Excerpted records =>
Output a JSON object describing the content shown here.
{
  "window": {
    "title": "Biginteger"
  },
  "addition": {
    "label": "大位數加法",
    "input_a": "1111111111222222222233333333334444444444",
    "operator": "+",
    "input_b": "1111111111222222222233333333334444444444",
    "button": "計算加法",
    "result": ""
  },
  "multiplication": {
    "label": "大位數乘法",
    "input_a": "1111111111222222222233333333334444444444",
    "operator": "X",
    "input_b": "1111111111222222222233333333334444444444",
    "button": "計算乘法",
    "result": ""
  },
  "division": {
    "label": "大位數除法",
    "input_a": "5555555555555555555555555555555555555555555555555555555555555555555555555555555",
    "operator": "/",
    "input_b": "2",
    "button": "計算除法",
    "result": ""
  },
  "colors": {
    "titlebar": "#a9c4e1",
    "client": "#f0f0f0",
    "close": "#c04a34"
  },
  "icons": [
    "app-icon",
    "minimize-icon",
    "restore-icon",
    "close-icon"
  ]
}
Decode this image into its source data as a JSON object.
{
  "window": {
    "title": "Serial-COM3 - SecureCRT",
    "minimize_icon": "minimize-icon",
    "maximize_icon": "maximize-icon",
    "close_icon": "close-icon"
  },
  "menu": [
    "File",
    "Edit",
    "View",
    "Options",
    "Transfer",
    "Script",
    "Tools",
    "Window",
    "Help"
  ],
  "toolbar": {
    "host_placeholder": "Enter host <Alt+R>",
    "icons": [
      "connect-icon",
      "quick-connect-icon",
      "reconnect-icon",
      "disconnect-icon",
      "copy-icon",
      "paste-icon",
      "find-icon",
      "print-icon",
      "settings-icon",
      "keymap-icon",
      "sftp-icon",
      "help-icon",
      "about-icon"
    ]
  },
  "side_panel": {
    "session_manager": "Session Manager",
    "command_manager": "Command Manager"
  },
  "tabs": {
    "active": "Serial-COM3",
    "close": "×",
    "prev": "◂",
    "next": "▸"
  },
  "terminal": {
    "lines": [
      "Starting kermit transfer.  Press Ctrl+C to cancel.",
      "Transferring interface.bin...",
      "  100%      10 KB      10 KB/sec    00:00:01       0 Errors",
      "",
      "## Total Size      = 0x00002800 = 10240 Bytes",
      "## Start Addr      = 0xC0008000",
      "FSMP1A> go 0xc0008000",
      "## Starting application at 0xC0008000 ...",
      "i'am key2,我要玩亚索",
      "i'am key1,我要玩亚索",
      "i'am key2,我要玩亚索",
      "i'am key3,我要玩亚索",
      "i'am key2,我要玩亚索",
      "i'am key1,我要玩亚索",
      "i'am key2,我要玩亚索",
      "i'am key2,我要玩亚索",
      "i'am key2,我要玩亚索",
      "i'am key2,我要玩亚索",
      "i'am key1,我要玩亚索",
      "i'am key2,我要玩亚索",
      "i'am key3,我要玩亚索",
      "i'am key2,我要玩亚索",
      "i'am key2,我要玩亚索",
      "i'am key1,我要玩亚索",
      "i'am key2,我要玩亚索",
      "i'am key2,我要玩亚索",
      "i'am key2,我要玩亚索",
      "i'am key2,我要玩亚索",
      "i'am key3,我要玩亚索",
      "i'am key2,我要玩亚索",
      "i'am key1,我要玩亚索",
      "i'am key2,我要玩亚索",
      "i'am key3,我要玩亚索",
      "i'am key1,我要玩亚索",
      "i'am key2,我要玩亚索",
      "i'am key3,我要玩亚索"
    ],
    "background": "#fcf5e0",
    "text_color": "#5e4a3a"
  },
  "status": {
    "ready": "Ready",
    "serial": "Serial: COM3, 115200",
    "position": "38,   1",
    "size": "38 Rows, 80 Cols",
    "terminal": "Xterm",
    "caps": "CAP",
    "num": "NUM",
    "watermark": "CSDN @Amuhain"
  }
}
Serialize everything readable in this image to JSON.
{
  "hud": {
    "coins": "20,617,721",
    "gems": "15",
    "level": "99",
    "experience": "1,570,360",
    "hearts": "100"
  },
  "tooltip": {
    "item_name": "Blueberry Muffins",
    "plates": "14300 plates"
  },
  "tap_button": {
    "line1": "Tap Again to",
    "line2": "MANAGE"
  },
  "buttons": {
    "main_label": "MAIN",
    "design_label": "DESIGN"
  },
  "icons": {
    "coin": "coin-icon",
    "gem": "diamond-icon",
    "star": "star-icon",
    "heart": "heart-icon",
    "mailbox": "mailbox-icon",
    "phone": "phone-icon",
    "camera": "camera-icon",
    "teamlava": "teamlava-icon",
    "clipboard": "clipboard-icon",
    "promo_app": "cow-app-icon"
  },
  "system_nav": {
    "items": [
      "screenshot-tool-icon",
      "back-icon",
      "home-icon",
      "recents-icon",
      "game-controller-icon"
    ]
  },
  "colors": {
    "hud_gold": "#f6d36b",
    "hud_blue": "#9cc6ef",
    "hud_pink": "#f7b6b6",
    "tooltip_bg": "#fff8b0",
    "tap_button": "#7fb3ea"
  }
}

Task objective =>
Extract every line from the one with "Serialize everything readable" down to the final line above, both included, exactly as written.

Final answer =>
Serialize everything readable in this image to JSON.
{
  "hud": {
    "coins": "20,617,721",
    "gems": "15",
    "level": "99",
    "experience": "1,570,360",
    "hearts": "100"
  },
  "tooltip": {
    "item_name": "Blueberry Muffins",
    "plates": "14300 plates"
  },
  "tap_button": {
    "line1": "Tap Again to",
    "line2": "MANAGE"
  },
  "buttons": {
    "main_label": "MAIN",
    "design_label": "DESIGN"
  },
  "icons": {
    "coin": "coin-icon",
    "gem": "diamond-icon",
    "star": "star-icon",
    "heart": "heart-icon",
    "mailbox": "mailbox-icon",
    "phone": "phone-icon",
    "camera": "camera-icon",
    "teamlava": "teamlava-icon",
    "clipboard": "clipboard-icon",
    "promo_app": "cow-app-icon"
  },
  "system_nav": {
    "items": [
      "screenshot-tool-icon",
      "back-icon",
      "home-icon",
      "recents-icon",
      "game-controller-icon"
    ]
  },
  "colors": {
    "hud_gold": "#f6d36b",
    "hud_blue": "#9cc6ef",
    "hud_pink": "#f7b6b6",
    "tooltip_bg": "#fff8b0",
    "tap_button": "#7fb3ea"
  }
}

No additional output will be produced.